Description of the task
A complete response lists each line of the data below that includes the word "this".

-- Recorded data follows --

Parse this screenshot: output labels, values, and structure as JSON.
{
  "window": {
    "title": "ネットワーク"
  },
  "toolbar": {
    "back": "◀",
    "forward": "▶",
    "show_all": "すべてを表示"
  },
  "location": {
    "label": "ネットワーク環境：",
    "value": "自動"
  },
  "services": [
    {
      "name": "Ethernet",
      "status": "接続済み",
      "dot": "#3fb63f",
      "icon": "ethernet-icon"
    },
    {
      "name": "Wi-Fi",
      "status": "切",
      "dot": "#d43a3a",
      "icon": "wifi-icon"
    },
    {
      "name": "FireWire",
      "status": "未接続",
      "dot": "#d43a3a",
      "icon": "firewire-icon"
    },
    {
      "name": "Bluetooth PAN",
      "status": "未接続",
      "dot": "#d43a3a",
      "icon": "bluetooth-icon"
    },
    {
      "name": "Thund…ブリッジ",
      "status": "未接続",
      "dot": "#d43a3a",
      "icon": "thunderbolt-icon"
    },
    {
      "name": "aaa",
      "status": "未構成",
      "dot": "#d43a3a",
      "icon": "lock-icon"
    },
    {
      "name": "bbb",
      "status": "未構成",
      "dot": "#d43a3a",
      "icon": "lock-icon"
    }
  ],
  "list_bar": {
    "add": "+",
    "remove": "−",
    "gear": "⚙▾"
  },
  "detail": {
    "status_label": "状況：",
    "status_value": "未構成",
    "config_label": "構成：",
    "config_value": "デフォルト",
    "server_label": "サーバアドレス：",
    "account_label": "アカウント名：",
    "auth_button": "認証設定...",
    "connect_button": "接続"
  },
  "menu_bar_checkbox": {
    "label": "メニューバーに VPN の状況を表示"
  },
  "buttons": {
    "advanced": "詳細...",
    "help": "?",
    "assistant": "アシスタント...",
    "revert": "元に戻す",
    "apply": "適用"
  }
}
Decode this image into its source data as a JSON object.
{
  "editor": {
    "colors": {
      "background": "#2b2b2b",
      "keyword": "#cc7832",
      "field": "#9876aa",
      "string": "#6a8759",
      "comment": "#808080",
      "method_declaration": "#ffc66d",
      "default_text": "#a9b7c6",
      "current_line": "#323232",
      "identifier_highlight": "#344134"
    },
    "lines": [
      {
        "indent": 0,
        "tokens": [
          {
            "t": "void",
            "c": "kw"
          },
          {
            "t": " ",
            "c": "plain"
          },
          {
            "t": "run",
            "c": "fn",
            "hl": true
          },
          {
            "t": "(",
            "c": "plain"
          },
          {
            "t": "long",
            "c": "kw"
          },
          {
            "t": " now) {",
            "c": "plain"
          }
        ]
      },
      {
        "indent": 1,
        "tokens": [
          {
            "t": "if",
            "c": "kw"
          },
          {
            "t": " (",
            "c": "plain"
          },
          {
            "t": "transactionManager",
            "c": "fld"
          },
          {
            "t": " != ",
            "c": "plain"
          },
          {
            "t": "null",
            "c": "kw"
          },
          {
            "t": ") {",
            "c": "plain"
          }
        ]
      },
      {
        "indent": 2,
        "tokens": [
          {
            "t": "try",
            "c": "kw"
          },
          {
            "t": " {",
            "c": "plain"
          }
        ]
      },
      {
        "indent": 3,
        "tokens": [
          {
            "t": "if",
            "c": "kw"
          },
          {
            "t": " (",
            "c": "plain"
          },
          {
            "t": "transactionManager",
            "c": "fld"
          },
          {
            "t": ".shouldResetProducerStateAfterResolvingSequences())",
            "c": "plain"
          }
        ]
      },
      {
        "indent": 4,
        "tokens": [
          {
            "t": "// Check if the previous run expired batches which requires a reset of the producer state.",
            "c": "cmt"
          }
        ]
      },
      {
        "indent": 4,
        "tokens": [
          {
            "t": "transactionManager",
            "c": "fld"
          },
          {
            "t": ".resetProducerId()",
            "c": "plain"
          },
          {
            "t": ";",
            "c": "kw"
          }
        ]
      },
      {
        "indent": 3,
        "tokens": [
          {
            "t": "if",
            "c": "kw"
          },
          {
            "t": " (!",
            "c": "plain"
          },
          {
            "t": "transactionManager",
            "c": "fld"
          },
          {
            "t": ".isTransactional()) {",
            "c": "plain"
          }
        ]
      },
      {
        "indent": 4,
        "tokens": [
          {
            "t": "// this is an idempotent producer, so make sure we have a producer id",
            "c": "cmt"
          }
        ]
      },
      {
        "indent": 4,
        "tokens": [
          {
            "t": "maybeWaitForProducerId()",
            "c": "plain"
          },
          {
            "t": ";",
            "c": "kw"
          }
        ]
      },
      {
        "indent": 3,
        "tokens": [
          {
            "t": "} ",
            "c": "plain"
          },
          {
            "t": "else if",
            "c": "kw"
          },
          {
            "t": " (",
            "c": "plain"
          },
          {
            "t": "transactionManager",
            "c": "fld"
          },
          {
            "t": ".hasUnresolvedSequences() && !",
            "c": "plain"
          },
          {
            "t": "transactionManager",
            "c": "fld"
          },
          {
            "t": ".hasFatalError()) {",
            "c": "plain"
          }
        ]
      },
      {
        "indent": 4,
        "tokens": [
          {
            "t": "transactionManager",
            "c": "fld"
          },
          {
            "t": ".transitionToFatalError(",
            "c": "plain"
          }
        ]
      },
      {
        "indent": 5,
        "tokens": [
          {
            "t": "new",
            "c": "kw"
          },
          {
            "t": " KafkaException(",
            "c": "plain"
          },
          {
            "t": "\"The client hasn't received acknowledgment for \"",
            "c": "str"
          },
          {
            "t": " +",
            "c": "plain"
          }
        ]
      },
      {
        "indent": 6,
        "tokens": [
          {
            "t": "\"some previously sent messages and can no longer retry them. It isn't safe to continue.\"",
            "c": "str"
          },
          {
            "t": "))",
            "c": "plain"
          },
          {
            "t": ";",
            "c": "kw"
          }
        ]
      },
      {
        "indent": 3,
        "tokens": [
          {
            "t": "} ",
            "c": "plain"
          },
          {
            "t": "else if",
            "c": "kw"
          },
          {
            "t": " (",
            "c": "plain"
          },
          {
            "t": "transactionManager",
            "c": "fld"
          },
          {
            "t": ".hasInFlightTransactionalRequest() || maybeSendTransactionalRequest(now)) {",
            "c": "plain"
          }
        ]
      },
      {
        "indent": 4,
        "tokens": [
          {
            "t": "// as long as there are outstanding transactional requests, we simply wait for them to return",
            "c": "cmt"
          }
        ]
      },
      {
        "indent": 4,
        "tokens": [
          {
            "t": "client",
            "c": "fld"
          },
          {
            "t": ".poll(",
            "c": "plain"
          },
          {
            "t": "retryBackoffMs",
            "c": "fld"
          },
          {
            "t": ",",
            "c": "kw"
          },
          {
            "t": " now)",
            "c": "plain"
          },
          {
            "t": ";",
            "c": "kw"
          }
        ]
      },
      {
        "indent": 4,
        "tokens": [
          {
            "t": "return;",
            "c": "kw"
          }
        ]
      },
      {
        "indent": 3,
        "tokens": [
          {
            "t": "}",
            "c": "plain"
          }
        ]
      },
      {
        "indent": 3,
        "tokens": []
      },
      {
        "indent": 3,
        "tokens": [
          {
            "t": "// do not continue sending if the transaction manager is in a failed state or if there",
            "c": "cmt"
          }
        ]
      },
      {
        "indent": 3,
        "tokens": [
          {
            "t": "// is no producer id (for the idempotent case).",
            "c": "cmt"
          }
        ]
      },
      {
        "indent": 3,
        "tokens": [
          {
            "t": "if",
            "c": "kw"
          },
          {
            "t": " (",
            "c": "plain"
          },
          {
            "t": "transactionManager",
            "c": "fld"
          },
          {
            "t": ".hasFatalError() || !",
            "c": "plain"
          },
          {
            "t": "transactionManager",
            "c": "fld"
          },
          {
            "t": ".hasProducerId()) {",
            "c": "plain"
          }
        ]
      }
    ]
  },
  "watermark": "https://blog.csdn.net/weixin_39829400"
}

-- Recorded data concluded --

Written answer
Parse this screenshot: output labels, values, and structure as JSON.
Decode this image into its source data as a JSON object.
            "t": "// this is an idempotent producer, so make sure we have a producer id",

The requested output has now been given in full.